Shaped by over a decade of living between the USA and Europe (and her travels to 29 countries), Pouneh Eftekhari loves nothing more than helping people incorporate a global dimension into their lives. As Founder at Longing To Travel, Pouneh helps millennials grow professionally while living and traveling abroad. Connect with Pouneh on Twitter (@longingtotravel), Facebook (/longingtotravel) or Instagram (/longingtotravel).
Hi Pouneh! So, where were you abroad and what did you do there?
For over a decade now, I’ve been spending time between the United States and Europe; including residency in Denmark, France, Spain (twice!), Turkey, the United States and my current country of residence, Sweden. I have done different things in each country, including working and studying. I share more details about how I managed to do this on my website Longing to Travel (www.longingtotravel.com).
When did the idea of re-entry get on your radar? Did you have any re-entry preparation, training or debriefing?
I’m not exactly sure when I first learned of it, but I will say that I have had no formal training in leveraging ‘re-entry’–as an international educator, international/exchange student or expat…which is really a shame.
Even after all these years, I have had more exposure to the term ‘reverse culture shock’ than ‘re-entry’ — which bring about different feelings.
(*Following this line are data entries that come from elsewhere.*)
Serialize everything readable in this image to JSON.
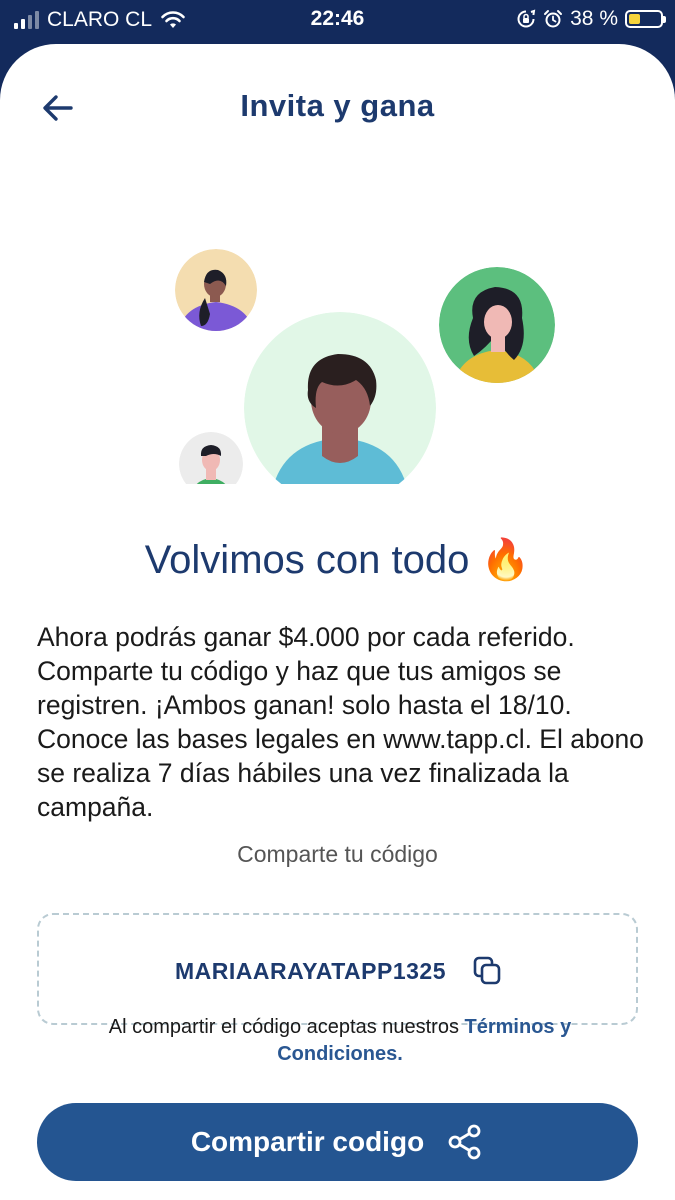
{
  "status_bar": {
    "carrier": "CLARO CL",
    "time": "22:46",
    "battery_percent": "38 %",
    "battery_level": 0.38,
    "icons": [
      "cellular-signal-icon",
      "wifi-icon",
      "rotation-lock-icon",
      "alarm-icon",
      "battery-icon"
    ]
  },
  "header": {
    "title": "Invita y gana",
    "back_icon": "arrow-left-icon"
  },
  "main": {
    "headline": "Volvimos con todo",
    "headline_emoji": "🔥",
    "description": "Ahora podrás ganar $4.000 por cada referido. Comparte tu código y haz que tus amigos se registren. ¡Ambos ganan! solo hasta el 18/10. Conoce las bases legales en www.tapp.cl. El abono se realiza 7 días hábiles una vez finalizada la campaña.",
    "share_label": "Comparte tu código",
    "code": "MARIAARAYATAPP1325",
    "copy_icon": "copy-icon",
    "terms_prefix": "Al compartir el código aceptas nuestros ",
    "terms_link": "Términos y Condiciones."
  },
  "cta": {
    "label": "Compartir codigo",
    "icon": "share-icon"
  },
  "colors": {
    "status_bar_bg": "#132a5c",
    "primary": "#245591",
    "title_text": "#1d3a6e",
    "link": "#2a5792",
    "dashed_border": "#b9cbd3"
  }
}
To me, ‘reverse culture shock’ sounds terrible and something that will naturally lessen in intensity as time passes. ‘Re-entry’, on the other hand, signals a transition from one thing (a global experience) to another (an experience in one’s home country).
What was your re-entry experience like?
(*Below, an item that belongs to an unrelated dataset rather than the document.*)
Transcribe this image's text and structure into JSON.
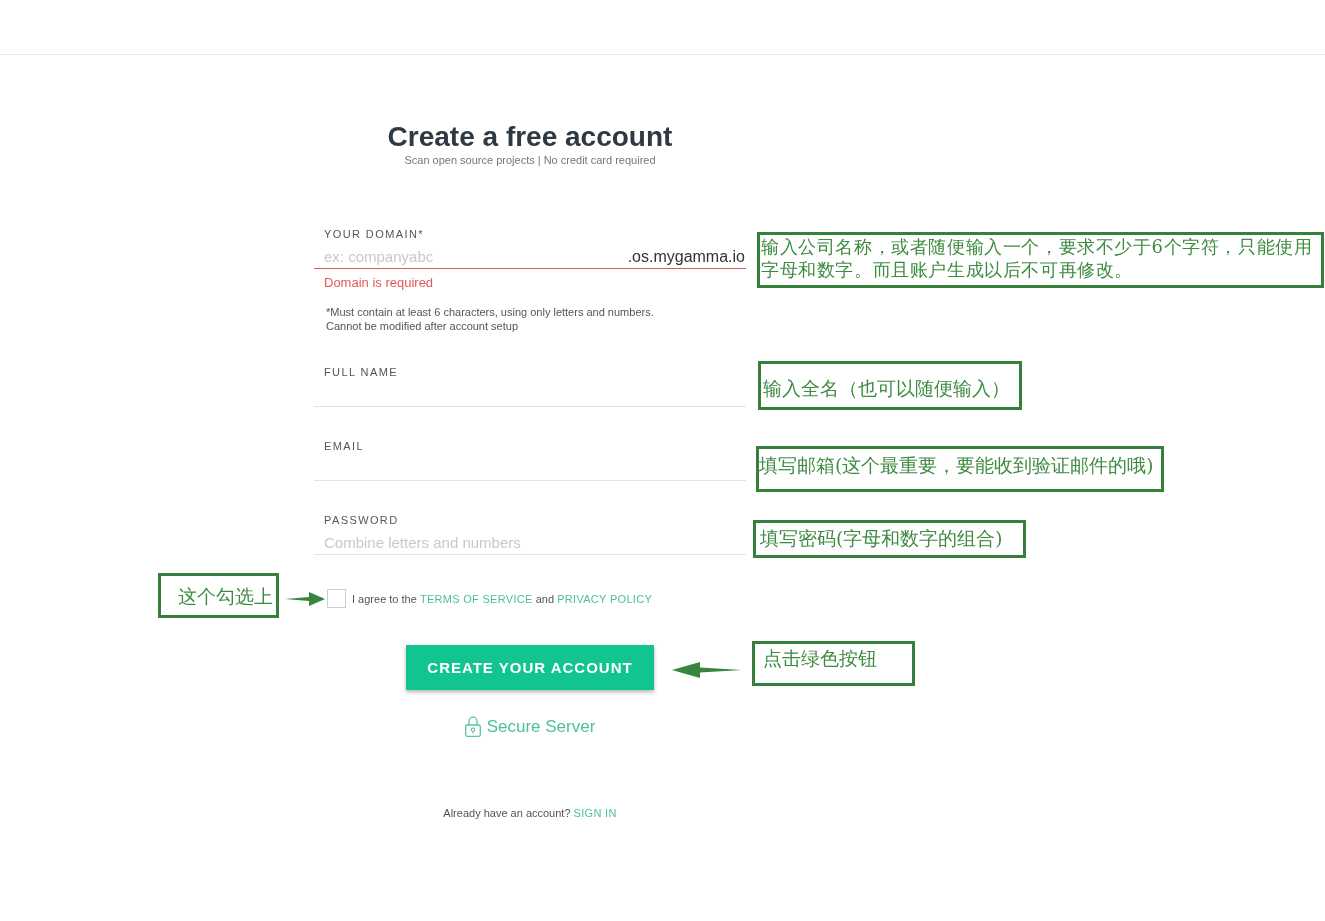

I can’t comment on the first few global experiences I had (i.e., undergraduate study abroad experiences in France and Spain), but after nearly 4 years studying and then working in Denmark, I returned to the USA in 2010 which I guess is the start of my half a decade re-entry process. That’s right, HALF A DECADE! I was in re-entry for about 5 years before I found closure from that experience and became emotionally available to thrive in my global life.
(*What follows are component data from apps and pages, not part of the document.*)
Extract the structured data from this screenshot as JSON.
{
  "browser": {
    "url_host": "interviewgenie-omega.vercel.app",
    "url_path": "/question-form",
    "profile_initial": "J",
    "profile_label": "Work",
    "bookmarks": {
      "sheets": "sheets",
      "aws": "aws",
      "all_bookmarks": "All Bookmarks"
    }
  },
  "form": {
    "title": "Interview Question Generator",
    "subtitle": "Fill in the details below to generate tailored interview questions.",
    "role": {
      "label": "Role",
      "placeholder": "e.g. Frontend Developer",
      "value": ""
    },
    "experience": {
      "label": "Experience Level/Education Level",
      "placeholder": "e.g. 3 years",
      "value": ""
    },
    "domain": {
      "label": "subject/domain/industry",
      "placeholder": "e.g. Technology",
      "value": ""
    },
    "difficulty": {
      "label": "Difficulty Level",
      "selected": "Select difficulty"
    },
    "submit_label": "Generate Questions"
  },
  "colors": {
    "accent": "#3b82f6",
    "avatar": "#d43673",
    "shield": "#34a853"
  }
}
What do you know *now* about re-entry that you wish you’d known earlier?
The most interesting thing I learned (from Cate!) is that re-entry is more about an experience ending than about returning home. I know this firsthand as I found closure from my 4yrs in Denmark after moving to Sweden — and I had lived in the USA and Turkey in between!
Now I see that this transition is simply that: a transition. It’s not the end of global adventures as we know it. It’s not something to fear. It’s just a thing that you can’t avoid…but something you can leverage to ensure what comes next is truly fulfilling.
What tips do you have for others who are about to go through re-entry?
The most comforting thing for me was knowing that how I felt when I returned home after all my experiences abroad was ‘normal’ and OK. Once I gave myself permission to feel how I felt, it became easy to find closure and move forward. If you can recognize that the end of one global experience is the beginning of the next — whether you’re at home or abroad — you will instantly feel better.
Adventure is all around us. And we have to create that adventure. So even going home doesn’t mean your global life is over. If you want to live a global life, you can do it anywhere.
And… just for fun: if re-entry were a food what would it be? Why?
For me, reentry is like dark chocolate. At first, it was terrible and I hated it. But in small doses and after trying it out multiple times, I grew to love it. Re-entry is the same. It’s difficult at first, but if you give yourself some time and keep an open mind, it could be the best thing to happen to you. With each re-entry experience I have, I feel like I stumble a bit less and thrive a bit more.
Thanks for sharing your re-entry story, Pouneh!